  11. ^ Cressey, D (2010). "Translational research: Talking up translation: Alan Ashworth took a cancer drug from Petri dish to patients in near record speed". Nature. 463 (7280): 422–3. doi:10.1038/463422a. PMID 20110964. 
  12. ^ Wooster, R.; Neuhausen, S.; Mangion, J.; Quirk, Y.; Ford, D.; Collins, N.; Nguyen, K.; Seal, S.; Tran, T.; Averill, D.; Et, A. (1994). "Localization of a breast cancer susceptibility gene, BRCA2, to chromosome 13q12-13". Science. 265 (5181): 2088–2090. doi:10.1126/science.8091231. PMID 8091231. 

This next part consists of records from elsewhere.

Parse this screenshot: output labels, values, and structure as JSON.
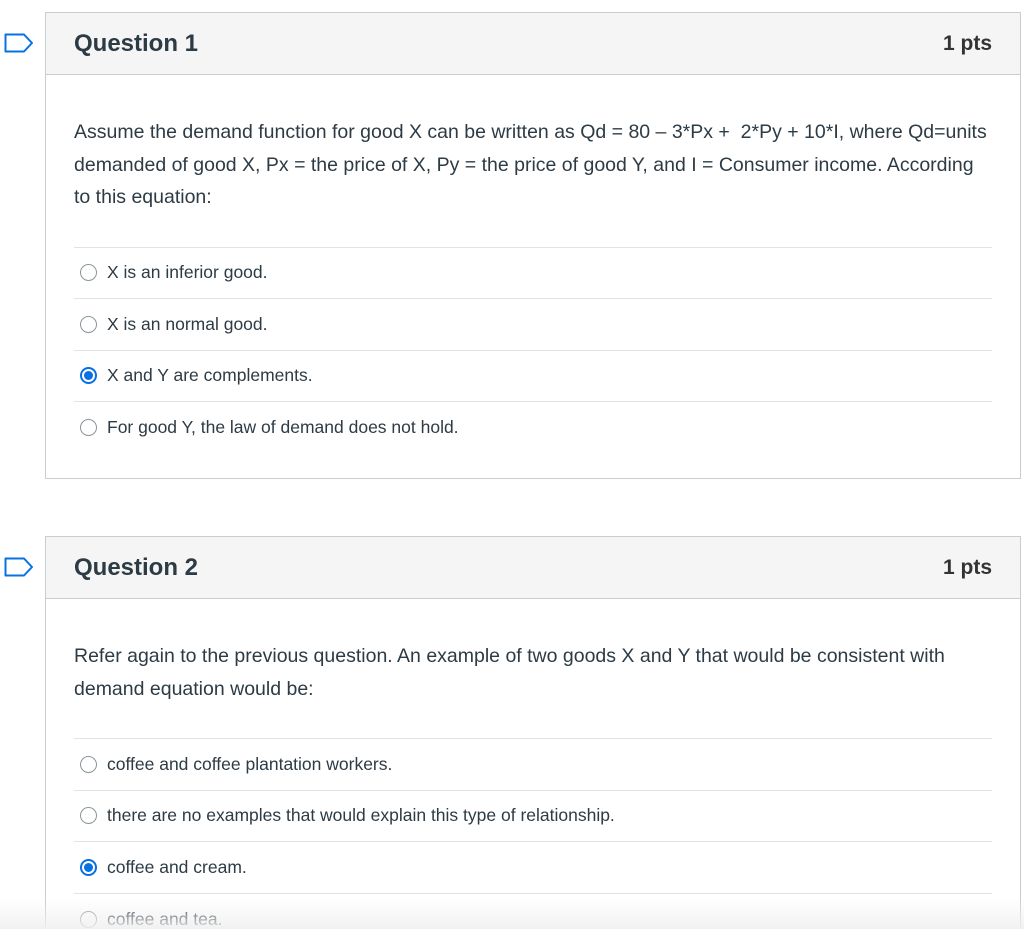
{
  "questions": [
    {
      "title": "Question 1",
      "points": "1 pts",
      "text": "Assume the demand function for good X can be written as Qd = 80 – 3*Px +  2*Py + 10*I, where Qd=units demanded of good X, Px = the price of X, Py = the price of good Y, and I = Consumer income. According to this equation:",
      "answers": [
        {
          "label": "X is an inferior good.",
          "selected": false
        },
        {
          "label": "X is an normal good.",
          "selected": false
        },
        {
          "label": "X and Y are complements.",
          "selected": true
        },
        {
          "label": "For good Y, the law of demand does not hold.",
          "selected": false
        }
      ]
    },
    {
      "title": "Question 2",
      "points": "1 pts",
      "text": "Refer again to the previous question. An example of two goods X and Y that would be consistent with demand equation would be:",
      "answers": [
        {
          "label": "coffee and coffee plantation workers.",
          "selected": false
        },
        {
          "label": "there are no examples that would explain this type of relationship.",
          "selected": false
        },
        {
          "label": "coffee and cream.",
          "selected": true
        },
        {
          "label": "coffee and tea.",
          "selected": false
        }
      ]
    }
  ],
  "icons": {
    "flag": "flag-icon",
    "radio": "radio-button"
  },
  "colors": {
    "accent": "#0770e3",
    "border": "#c7cdd1",
    "header_bg": "#f5f5f5"
  }
}
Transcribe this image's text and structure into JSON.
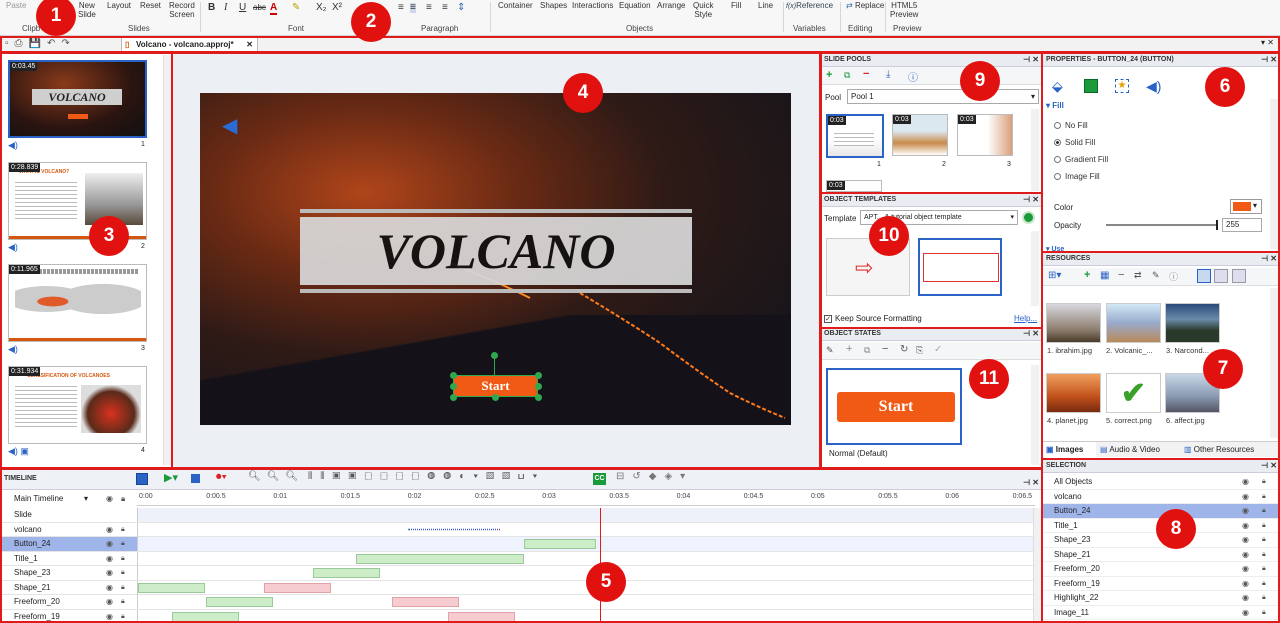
{
  "ribbon": {
    "buttons": {
      "paste": "Paste",
      "new_slide": "New\nSlide",
      "layout": "Layout",
      "reset": "Reset",
      "record": "Record\nScreen",
      "container": "Container",
      "shapes": "Shapes",
      "interactions": "Interactions",
      "equation": "Equation",
      "arrange": "Arrange",
      "quick_style": "Quick\nStyle",
      "fill": "Fill",
      "line": "Line",
      "reference": "Reference",
      "replace": "Replace",
      "html5": "HTML5\nPreview"
    },
    "groups": {
      "clipboard": "Clipb",
      "slides": "Slides",
      "font": "Font",
      "paragraph": "Paragraph",
      "objects": "Objects",
      "variables": "Variables",
      "editing": "Editing",
      "preview": "Preview"
    }
  },
  "document_tab": "Volcano - volcano.approj*",
  "callouts": [
    "1",
    "2",
    "3",
    "4",
    "5",
    "6",
    "7",
    "8",
    "9",
    "10",
    "11"
  ],
  "slides": [
    {
      "time": "0:03.45",
      "num": "1",
      "title": "VOLCANO"
    },
    {
      "time": "0:28.839",
      "num": "2",
      "title": "WHAT IS VOLCANO?"
    },
    {
      "time": "0:11.965",
      "num": "3",
      "title": ""
    },
    {
      "time": "0:31.934",
      "num": "4",
      "title": "CLASSIFICATION OF VOLCANOES"
    }
  ],
  "canvas": {
    "title": "VOLCANO",
    "button": "Start"
  },
  "slide_pools": {
    "header": "SLIDE POOLS",
    "pool_label": "Pool",
    "pool_value": "Pool 1",
    "thumbs": [
      "0:03",
      "0:03",
      "0:03",
      "0:03"
    ],
    "nums": [
      "1",
      "2",
      "3"
    ]
  },
  "object_templates": {
    "header": "OBJECT TEMPLATES",
    "template_label": "Template",
    "template_value": "APT... & tutorial object template",
    "keep": "Keep Source Formatting",
    "help": "Help..."
  },
  "object_states": {
    "header": "OBJECT STATES",
    "state_button": "Start",
    "state_name": "Normal (Default)"
  },
  "properties": {
    "header": "PROPERTIES - BUTTON_24 (BUTTON)",
    "section": "Fill",
    "options": [
      "No Fill",
      "Solid Fill",
      "Gradient Fill",
      "Image Fill"
    ],
    "selected": "Solid Fill",
    "color_label": "Color",
    "color_value": "#f05a14",
    "opacity_label": "Opacity",
    "opacity_value": "255",
    "use_label": "Use",
    "opacity_fraction": 1.0
  },
  "resources": {
    "header": "RESOURCES",
    "items": [
      "1. ibrahim.jpg",
      "2. Volcanic_...",
      "3. Narcond...",
      "4. planet.jpg",
      "5. correct.png",
      "6. affect.jpg"
    ],
    "tabs": [
      "Images",
      "Audio & Video",
      "Other Resources"
    ]
  },
  "selection": {
    "header": "SELECTION",
    "items": [
      "All Objects",
      "volcano",
      "Button_24",
      "Title_1",
      "Shape_23",
      "Shape_21",
      "Freeform_20",
      "Freeform_19",
      "Highlight_22",
      "Image_11"
    ],
    "selected": "Button_24"
  },
  "timeline": {
    "header": "TIMELINE",
    "main": "Main Timeline",
    "ruler": [
      "0:00",
      "0:00.5",
      "0:01",
      "0:01.5",
      "0:02",
      "0:02.5",
      "0:03",
      "0:03.5",
      "0:04",
      "0:04.5",
      "0:05",
      "0:05.5",
      "0:06",
      "0:06.5"
    ],
    "rows": [
      "Slide",
      "volcano",
      "Button_24",
      "Title_1",
      "Shape_23",
      "Shape_21",
      "Freeform_20",
      "Freeform_19"
    ],
    "playhead": "0:03.45"
  },
  "colors": {
    "accent_red": "#e01b1b",
    "button_orange": "#f05a14",
    "selection_blue": "#9fb5e9"
  }
}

  13. ^ Cressey, Daniel (27 January 2010). "Translational research: Talking up translation". Nature News. 463 (7280): 422–423. doi:10.1038/463422a. Retrieved 4 October 2017 – via 
  14. ^ "Breakthrough Generations". Retrieved 4 October 2017. 
  15. ^ "Acclaimed British Scientist Alan Ashworth Is Named Director of the UCSF Helen Diller Family Comprehensive Cancer Center". University of California, San Francisco. Archived from the original on 2015-04-02. 
  16. ^ "Alan Ashworth, PhD, FRS - UCSF Helen Diller Family Comprehensive Cancer Center". Retrieved 4 October 2017. 
  17. ^ "Find an EMBO member (searchable database of members)". EMBO. Archived from the original on 2011-07-22. Retrieved 2011-06-12. 
  18. ^ "Fellows: Professor Alan Ashworth FRS FMedSci". The Academy of Medical Science. Archived from the original on 2011-08-20. Retrieved 2011-06-12. 
  19. ^ "New Fellows 08 Agarwal – Cohen – New Fellows 2008 – The Royal Society". The Royal Society. Archived from the original on 2011-08-11. Retrieved 2010-01-27. 
  20. ^ "awardees". ESMO. Archived from the original on 2011-08-29. Retrieved 2011-06-12. 
  21. ^ "Directory of Fellows". European Academy of Cancer Sciences. Archived from the original on 2012-03-25. 
  22. ^ "Press release: Alan Ashworth To Receive Award for His Breakthrough Work in Breast Cancer". Samuel Waxman Cancer Research Foundation. 
  23. ^ "2010 Meyenburg Award for Discoverer of BRCA 2 Breast Cancer Gene". Retrieved 4 October 2017. 
  24. ^ "Penn's Basser Research Center for BRCA Names UK Breast Cancer Researcher Alan Ashworth Winner of First Annual Basser Global Prize – PR News". Retrieved 4 October 2017. 
  25. ^ "Ashworth Receives Award from Cancer Nonprofit". UC San Francisco. Retrieved 4 October 2017. 
  26. ^ "International Symposium on Molecular Medicine & Infectious Disease Prize Winners - College of Medicine". Retrieved 4 October 2017. 
  27. ^ "Board of Directors". Retrieved 4 October 2017. 
  28. ^ {{cite web|url= Awards||accessdate=15 December 2017}}

External links[edit]